▶ **Exercise directions**: Reading the data below, count the lines that carry the string "this". Give nothing but the count.

Excerpts from a dataset:
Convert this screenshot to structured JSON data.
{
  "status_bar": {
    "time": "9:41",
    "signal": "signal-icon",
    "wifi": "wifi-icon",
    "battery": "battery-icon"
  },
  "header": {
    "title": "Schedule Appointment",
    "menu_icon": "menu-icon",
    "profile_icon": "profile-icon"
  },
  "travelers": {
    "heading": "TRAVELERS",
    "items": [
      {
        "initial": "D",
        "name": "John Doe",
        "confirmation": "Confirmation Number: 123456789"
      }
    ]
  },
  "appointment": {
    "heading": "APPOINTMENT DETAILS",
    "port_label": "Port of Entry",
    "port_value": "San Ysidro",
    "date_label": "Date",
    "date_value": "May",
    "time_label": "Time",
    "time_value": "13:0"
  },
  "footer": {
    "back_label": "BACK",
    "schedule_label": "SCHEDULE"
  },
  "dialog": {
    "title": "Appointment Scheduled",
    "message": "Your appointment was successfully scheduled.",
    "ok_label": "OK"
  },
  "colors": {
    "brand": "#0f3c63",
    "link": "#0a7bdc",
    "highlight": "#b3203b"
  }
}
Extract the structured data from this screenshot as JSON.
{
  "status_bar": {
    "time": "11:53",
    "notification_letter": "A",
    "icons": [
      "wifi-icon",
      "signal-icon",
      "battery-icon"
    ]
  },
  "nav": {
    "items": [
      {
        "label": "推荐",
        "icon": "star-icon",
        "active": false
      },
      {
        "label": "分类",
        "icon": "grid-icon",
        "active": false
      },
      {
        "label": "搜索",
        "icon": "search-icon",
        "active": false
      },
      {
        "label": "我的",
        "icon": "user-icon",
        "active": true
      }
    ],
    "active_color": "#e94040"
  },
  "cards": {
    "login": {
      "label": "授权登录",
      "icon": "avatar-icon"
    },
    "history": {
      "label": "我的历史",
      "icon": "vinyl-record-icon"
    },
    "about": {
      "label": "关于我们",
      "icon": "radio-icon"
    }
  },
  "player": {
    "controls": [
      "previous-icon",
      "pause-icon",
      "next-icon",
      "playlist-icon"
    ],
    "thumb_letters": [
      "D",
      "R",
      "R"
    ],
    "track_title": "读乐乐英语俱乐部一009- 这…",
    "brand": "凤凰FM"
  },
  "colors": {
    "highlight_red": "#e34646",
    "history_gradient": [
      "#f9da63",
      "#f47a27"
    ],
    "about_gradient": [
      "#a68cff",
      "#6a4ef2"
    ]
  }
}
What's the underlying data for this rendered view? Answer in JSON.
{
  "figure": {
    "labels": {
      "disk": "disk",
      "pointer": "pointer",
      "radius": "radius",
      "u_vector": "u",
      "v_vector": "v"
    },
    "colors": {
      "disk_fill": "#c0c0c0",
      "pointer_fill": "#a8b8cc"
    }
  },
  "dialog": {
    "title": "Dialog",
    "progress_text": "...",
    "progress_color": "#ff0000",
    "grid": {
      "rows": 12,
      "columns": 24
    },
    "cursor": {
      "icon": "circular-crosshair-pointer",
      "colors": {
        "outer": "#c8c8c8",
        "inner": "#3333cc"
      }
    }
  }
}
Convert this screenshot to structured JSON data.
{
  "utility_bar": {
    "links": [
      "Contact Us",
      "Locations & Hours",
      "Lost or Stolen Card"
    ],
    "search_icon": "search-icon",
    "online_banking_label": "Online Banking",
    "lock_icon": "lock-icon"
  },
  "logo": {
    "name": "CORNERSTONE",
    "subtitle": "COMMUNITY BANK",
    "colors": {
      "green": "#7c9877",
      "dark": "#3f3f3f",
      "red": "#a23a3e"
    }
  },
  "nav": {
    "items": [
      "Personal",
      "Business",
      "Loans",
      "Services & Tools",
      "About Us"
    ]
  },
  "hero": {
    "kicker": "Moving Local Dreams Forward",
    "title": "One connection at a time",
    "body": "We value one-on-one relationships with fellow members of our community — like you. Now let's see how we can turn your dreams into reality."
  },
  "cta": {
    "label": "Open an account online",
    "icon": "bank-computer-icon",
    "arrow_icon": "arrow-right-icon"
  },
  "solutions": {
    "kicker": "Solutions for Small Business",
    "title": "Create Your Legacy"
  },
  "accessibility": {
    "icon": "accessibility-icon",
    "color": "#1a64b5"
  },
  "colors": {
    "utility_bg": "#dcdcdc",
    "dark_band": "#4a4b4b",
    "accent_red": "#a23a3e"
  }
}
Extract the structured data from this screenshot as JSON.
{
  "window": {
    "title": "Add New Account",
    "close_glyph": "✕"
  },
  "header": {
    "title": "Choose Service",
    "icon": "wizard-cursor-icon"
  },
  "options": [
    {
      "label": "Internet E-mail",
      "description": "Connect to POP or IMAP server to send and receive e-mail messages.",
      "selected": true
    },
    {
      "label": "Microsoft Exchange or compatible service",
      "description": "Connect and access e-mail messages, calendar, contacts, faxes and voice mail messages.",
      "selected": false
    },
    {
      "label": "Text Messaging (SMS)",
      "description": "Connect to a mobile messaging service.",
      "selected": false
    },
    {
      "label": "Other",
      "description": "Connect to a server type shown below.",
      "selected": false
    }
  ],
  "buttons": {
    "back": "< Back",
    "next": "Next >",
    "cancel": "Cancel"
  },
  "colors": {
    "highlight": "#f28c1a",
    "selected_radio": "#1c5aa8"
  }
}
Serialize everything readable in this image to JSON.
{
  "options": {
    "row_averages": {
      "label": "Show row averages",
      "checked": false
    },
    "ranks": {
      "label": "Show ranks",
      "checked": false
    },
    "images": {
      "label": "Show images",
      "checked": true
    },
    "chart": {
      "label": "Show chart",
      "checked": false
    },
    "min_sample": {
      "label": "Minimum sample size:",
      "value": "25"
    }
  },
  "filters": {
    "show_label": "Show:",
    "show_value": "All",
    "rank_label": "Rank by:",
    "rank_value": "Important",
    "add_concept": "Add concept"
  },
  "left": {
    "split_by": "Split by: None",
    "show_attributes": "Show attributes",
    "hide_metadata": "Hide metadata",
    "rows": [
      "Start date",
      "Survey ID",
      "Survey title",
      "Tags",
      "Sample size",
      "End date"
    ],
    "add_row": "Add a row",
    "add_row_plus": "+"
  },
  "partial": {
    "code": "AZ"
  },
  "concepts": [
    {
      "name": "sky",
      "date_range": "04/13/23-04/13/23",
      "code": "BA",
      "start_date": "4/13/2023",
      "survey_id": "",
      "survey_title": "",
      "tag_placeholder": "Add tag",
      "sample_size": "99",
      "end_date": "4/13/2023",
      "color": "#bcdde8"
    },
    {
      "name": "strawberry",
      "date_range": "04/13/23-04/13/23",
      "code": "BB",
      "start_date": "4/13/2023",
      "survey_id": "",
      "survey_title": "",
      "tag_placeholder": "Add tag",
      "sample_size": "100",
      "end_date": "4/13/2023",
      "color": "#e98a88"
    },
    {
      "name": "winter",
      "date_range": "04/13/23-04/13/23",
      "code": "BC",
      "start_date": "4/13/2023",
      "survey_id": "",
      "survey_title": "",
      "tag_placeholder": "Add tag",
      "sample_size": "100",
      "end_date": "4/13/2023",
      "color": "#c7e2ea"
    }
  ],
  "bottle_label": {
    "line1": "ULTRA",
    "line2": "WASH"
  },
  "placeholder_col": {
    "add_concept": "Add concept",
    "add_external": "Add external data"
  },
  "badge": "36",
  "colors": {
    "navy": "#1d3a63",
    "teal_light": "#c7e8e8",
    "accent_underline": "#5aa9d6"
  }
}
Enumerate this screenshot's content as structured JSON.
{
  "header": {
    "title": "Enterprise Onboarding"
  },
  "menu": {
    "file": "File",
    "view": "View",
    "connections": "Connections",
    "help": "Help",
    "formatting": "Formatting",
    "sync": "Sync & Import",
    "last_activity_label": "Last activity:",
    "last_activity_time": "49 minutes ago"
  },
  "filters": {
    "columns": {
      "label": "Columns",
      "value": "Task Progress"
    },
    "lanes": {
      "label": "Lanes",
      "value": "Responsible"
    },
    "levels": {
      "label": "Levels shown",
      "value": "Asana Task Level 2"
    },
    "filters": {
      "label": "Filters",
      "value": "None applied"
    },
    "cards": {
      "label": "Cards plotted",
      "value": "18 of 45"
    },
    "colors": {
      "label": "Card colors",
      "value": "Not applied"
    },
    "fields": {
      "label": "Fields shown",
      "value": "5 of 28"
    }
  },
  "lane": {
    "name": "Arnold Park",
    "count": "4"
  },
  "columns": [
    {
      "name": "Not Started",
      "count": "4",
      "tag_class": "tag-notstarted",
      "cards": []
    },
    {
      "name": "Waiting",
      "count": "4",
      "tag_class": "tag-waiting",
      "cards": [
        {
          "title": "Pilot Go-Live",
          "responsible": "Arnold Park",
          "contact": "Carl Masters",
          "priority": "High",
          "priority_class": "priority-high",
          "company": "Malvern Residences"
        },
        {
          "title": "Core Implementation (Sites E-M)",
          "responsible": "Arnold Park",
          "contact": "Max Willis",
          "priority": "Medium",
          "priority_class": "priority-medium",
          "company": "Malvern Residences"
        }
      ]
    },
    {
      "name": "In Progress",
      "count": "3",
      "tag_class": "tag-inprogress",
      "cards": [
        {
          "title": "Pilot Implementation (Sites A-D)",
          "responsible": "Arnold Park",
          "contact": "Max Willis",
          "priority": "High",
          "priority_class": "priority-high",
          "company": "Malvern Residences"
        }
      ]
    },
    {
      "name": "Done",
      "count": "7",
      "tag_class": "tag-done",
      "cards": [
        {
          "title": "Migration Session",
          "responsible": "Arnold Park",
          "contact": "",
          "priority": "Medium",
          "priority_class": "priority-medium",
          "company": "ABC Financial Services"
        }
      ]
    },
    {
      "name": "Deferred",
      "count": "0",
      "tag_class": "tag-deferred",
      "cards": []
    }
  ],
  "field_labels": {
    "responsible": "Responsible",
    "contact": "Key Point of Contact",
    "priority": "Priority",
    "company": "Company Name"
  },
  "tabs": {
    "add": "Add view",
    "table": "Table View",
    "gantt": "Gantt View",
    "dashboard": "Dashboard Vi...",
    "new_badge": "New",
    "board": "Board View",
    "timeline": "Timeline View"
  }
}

▶ **Answer section**: 7